Date: Friday, April 12, 2013, 11:00am
As before, notes on these are going to be brief (for some reason, paper presentations do not lend themselves as well to taking notes. Part may be the over-reliance on PowerPoint). The good news is that papers are available online (so my four readers and I can review them later. Direct links, leading to PDFs, included in title).
I. "Using Problem-Based Learning to Facilitate Student Learning Across the Curriculum."
- Problem-Based Learning (PBL):
- Librarian as facilitator.
- Focus on cognition and metacognition.
- Uses real life problems.
- It is a conceptual model of facilitated learning.
- Encourages student-directed solutions.
- PBL and metacognition:
- Believes the problem-solver can change his/her thinking and thus their behavior.
- Promotes critical thinking.
- Promotes peer-to-peer learning, which is more closely aligned to student preferences.
- Some concepts taught:
- Open versus hidden web.
- Primary/Secondary/Tertiary sources.
- Scholarly versus Popular sources.
- Move students from googling everything to entering the academic conversation.
- It is important to meet with faculty to agree on outcomes and class activities as well as to collaborate.
- Sample idea: give students cards listing sources to sort out, say for primary, secondary, and tertiary sources. See then how they sort them, which can reveal how they are thinking.
II. "Tell Me a Story: The Use of Narrative as an Instructional Tool."
- Definitions of narrative.
- Literary: linear. Beginning--> events --> conclusion. It is a representation of events. See Cambridge Introduction to Narrative (2008).
- Social science: Events are framed in larger structures. People do not deal with the world event by event.
- Learning theories
- Learning occurs from experience.
- It only occurs if the learner has experience, interacts with it, and change occurs. The process is recurrent.
- MBE (Mind, Brain, Education) Science. (This link out of Johns Hopkins School of Education might help).
- Learning involves emotion, cognition, reflection, and there are changes in the brain. The brain needs practical context, including narratives.
- Sample class exercise/lesson: Find a banana (or some other item):
- The general store: Google Scholar (ok, you can probably get a simple banana here).

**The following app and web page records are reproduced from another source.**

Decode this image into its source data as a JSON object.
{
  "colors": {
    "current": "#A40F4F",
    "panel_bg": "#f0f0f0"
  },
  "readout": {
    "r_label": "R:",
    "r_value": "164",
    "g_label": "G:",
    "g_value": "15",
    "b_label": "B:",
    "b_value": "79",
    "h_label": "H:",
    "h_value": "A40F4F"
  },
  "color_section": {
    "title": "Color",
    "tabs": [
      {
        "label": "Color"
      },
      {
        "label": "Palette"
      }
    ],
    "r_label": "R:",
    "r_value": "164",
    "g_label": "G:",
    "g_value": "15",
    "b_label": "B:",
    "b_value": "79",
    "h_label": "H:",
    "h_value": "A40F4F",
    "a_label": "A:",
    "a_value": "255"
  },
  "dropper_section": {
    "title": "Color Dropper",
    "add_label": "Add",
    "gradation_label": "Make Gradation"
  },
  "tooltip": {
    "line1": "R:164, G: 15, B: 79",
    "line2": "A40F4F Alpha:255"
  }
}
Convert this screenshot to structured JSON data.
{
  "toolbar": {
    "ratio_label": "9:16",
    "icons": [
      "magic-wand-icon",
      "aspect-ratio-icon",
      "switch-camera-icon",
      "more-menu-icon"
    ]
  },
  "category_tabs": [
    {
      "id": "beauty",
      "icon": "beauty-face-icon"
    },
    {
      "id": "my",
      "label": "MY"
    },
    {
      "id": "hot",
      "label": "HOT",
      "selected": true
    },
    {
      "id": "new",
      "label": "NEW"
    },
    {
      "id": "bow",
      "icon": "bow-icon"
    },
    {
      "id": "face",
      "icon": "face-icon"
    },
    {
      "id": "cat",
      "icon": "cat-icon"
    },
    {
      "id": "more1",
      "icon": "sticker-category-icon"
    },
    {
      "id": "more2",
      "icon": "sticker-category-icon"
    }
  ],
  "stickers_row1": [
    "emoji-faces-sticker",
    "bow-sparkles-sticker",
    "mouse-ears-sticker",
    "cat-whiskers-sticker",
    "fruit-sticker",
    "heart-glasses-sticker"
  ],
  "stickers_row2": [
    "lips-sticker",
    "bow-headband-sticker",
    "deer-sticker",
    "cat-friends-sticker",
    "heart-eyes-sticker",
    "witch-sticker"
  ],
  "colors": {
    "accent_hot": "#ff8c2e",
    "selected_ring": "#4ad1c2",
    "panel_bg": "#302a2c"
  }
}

- The grocery store: A database, say CSA or Web of Science.
- The farmers' market: Specialized databases, say ERIC or Education Full Text.
III. "Feeling our Way: Emotional Intelligence and Information Literacy Competency."
- Students who better manage emotions can better navigate information literacy skills and tasks. This is the paper's hypothesis. This positive element was supported by their research.
- Emotional intelligence affects learning and thinking.
- Awareness of intervention points for instruction and reference. Watch for cognitive overload.
As was the case before, I really did this session for one of the papers, in this case the one about narratives given my interest in the topic. (Again, a case of it is not easy to leave the room once you are in it, plus not to mention locations are not exactly close enough to get to another paper on time. That was not a feature that endeared me to the conference planners). The third paper sounded good, but the presentation was just not that great (means I would probably be better off reading the paper to see what I can get out of it. I just think there could have been more to the presentation).